Metal-Semiconductor Compound Contacts to Nanoscale Transistors
Semiconductor nanowires (NWs) and Fin structures are promising building blocks for next generation ultrascaled devices for electronic and optoelectronic applications. The detailed understanding of and control over the phase transformation that accompanies the formation of their compound contacts for lithography-free self-aligned gate design can accelerate the development of these ultra-scaled devices. Numerous aspects of nanoscale metallization technology were shown to exhibit significantly different behavior from their bulk counterparts. And up to now, the majority of the studies that explored nanoscale contact metallurgy focused on nanostructures of elemental semiconductors, i.e., Si and Ge NWs, and detailed contact reactions have not been uncovered in III–V NW channels or heterostructured NW channels at atomic resolution.
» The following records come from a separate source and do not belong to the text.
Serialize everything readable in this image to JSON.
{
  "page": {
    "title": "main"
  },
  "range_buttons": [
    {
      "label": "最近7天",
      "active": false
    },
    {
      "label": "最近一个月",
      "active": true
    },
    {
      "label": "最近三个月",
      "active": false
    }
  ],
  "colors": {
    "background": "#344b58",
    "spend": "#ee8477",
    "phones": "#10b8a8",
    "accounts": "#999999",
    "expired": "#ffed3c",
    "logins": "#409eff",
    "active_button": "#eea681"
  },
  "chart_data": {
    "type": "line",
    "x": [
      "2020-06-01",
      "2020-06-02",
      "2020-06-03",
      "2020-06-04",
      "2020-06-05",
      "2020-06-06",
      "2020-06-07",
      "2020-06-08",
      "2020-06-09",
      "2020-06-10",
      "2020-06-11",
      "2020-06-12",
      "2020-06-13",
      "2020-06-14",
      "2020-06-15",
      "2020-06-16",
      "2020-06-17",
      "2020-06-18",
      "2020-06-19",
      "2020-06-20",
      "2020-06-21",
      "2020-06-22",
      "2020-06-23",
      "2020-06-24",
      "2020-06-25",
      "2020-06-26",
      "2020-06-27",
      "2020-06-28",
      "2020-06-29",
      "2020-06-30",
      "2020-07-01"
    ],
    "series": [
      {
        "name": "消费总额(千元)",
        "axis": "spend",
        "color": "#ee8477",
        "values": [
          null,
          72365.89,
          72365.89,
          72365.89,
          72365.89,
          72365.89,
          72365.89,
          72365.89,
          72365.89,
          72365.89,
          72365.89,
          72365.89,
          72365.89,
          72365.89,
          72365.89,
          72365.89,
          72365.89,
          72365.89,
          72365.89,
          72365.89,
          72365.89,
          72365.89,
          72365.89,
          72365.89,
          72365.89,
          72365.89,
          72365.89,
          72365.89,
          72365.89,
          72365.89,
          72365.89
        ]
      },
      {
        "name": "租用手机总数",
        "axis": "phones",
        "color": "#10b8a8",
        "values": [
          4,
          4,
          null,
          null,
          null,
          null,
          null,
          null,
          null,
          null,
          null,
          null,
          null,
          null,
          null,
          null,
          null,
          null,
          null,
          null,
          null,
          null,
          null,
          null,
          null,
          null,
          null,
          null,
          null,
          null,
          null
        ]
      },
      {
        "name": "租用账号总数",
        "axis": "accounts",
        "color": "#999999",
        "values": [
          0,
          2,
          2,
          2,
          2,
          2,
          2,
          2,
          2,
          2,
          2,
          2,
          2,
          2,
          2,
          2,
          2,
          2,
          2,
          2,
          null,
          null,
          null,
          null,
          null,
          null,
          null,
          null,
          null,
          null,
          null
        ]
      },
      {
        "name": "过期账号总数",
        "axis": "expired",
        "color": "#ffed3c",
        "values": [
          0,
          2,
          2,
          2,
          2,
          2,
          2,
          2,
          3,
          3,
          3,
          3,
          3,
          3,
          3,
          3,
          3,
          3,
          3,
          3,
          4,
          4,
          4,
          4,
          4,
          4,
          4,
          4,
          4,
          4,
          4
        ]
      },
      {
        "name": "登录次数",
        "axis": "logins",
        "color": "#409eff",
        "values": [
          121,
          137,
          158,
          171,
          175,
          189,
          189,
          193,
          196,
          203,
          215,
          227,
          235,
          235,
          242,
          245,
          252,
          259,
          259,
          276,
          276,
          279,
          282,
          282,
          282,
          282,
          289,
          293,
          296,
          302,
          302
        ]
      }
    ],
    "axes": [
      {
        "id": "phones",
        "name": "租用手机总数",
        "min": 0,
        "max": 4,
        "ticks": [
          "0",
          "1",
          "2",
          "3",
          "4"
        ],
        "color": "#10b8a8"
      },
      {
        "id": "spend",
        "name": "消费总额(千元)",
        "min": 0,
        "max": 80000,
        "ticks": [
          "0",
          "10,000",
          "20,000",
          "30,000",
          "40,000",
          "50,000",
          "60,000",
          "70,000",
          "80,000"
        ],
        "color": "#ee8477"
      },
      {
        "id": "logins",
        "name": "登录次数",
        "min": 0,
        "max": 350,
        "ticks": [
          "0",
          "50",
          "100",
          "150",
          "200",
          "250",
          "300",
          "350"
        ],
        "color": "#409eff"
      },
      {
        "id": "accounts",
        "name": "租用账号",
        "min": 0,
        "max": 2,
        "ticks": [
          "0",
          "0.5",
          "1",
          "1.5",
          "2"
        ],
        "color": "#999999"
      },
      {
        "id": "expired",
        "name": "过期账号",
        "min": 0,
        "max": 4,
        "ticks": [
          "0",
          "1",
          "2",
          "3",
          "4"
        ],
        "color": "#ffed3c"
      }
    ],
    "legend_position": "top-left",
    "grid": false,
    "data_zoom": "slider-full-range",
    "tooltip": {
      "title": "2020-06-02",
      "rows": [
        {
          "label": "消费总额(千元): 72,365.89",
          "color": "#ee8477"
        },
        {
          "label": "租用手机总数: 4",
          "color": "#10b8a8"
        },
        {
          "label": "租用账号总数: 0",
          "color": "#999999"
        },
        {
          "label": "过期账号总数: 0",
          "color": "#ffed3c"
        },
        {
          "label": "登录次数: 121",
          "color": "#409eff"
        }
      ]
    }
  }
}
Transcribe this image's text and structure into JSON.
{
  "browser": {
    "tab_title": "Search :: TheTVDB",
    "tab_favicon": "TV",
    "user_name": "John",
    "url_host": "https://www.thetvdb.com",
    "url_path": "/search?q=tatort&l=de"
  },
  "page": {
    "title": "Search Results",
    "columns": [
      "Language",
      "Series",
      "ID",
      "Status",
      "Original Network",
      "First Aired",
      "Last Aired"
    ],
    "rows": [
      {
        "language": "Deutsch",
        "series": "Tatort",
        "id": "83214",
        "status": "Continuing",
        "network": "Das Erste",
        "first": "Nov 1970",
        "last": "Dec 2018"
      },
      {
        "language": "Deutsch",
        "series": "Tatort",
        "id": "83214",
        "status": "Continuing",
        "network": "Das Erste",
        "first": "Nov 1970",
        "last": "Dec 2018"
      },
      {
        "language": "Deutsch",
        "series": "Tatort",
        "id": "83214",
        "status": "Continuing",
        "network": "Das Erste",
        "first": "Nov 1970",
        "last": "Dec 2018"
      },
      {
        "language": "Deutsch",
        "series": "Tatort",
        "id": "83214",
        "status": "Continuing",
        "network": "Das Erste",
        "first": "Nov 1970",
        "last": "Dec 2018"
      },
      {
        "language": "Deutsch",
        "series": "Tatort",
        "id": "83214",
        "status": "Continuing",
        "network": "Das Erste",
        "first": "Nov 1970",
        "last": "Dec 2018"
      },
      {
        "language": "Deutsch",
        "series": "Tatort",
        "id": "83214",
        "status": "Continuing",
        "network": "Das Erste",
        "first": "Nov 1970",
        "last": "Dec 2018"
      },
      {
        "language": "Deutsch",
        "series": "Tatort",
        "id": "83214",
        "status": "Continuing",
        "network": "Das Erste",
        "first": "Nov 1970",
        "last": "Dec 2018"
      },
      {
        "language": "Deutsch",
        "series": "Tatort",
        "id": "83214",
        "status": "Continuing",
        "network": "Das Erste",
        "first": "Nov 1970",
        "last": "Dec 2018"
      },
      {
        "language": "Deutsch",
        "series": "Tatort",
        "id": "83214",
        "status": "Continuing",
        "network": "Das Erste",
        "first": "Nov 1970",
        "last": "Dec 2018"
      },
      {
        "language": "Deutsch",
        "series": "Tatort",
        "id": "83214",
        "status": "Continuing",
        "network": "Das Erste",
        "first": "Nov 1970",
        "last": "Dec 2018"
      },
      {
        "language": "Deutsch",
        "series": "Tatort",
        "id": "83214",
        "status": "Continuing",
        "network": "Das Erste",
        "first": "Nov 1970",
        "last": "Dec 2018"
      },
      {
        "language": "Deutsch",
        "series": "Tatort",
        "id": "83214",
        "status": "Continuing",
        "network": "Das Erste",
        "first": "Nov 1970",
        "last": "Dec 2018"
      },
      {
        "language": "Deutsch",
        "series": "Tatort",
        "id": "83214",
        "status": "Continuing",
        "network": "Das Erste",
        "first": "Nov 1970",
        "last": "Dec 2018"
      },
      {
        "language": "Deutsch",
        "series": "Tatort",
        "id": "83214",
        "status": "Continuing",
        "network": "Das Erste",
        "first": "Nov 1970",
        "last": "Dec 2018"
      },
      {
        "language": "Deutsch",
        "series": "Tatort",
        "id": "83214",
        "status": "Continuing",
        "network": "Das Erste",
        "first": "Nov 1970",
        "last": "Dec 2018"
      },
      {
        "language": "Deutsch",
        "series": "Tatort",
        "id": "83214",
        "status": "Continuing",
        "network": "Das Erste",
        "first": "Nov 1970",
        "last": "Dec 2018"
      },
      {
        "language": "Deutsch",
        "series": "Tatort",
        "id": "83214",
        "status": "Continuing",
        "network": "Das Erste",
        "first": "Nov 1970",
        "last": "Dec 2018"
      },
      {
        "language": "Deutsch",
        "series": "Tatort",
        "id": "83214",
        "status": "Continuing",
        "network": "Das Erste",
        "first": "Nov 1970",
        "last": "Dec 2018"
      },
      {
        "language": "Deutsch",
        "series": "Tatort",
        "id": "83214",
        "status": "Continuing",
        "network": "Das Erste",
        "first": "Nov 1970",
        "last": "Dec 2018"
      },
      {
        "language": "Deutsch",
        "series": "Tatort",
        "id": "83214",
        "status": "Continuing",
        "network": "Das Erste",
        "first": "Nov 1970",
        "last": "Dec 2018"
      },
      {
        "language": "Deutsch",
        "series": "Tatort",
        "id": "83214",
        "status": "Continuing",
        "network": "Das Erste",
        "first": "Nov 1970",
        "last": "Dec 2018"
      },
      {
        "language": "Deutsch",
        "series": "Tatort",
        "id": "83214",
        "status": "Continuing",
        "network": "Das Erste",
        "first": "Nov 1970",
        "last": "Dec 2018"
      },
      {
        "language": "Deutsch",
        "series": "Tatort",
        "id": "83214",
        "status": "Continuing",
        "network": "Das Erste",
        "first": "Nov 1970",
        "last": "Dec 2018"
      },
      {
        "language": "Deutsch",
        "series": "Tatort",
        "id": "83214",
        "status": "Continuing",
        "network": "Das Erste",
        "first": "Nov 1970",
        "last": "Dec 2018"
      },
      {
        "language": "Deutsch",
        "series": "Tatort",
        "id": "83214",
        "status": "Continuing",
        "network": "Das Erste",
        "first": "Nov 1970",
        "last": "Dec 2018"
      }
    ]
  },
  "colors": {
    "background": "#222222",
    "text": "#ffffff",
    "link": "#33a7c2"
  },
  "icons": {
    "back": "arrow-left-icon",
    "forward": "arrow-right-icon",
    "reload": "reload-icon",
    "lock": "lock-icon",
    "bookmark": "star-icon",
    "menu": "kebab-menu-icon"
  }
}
In the first and the major part of this thesis, I will focus on the narrow band gap, high electron mobility III−V semiconductor, InGaAs, motivated by its potential in sub-10 nm metal-oxide-semiconductor field-effect transistors (MOSFETs). In chapter 2, we reported the first study on the solid-state reaction between Ni and In0.53Ga0.47As nanochannels to reveal the reaction kinetics, formed crystal structure, and interfacial properties. In chapter 3 and 4, we developed a deeper understanding of this contact metallization process by utilizing the in-situ heating transmission electron microscopy (TEM) technique, and observed at atomic resolution the detailed ledge formation and movement behaviors in both the NW cross-section and along the NW channel.
In the second part, I will use the Ge/Si core/shell NW as a model system to talk about the compound contact formation in semiconductor heterostructures. In chapter 5, we managed to control the synchronous core/shell interface during the solid-state reactions between Ni and Ge/Si core/shell nanowires, and measured the strain evolution in ultra-short channels using in-situ TEM. These elevated compressive strains are expected to result in a non-homogeneous energy band structure in Ge/Si core/shell NWs below 10 nm and potentially benefit their transistor performance.
Finally, as appearing in chapter 6, I will introduce the ongoing electrical measurements of contact resistance for InGaAs transistors, and adapt the solid-phase-regrowth method to future reduce the contact resistance with locally introduced dopants. I will also talk about the collaborated work in fabricating the AlGaN/GaN Fin MOS-HEMTs for intrinsically linear power amplification devices.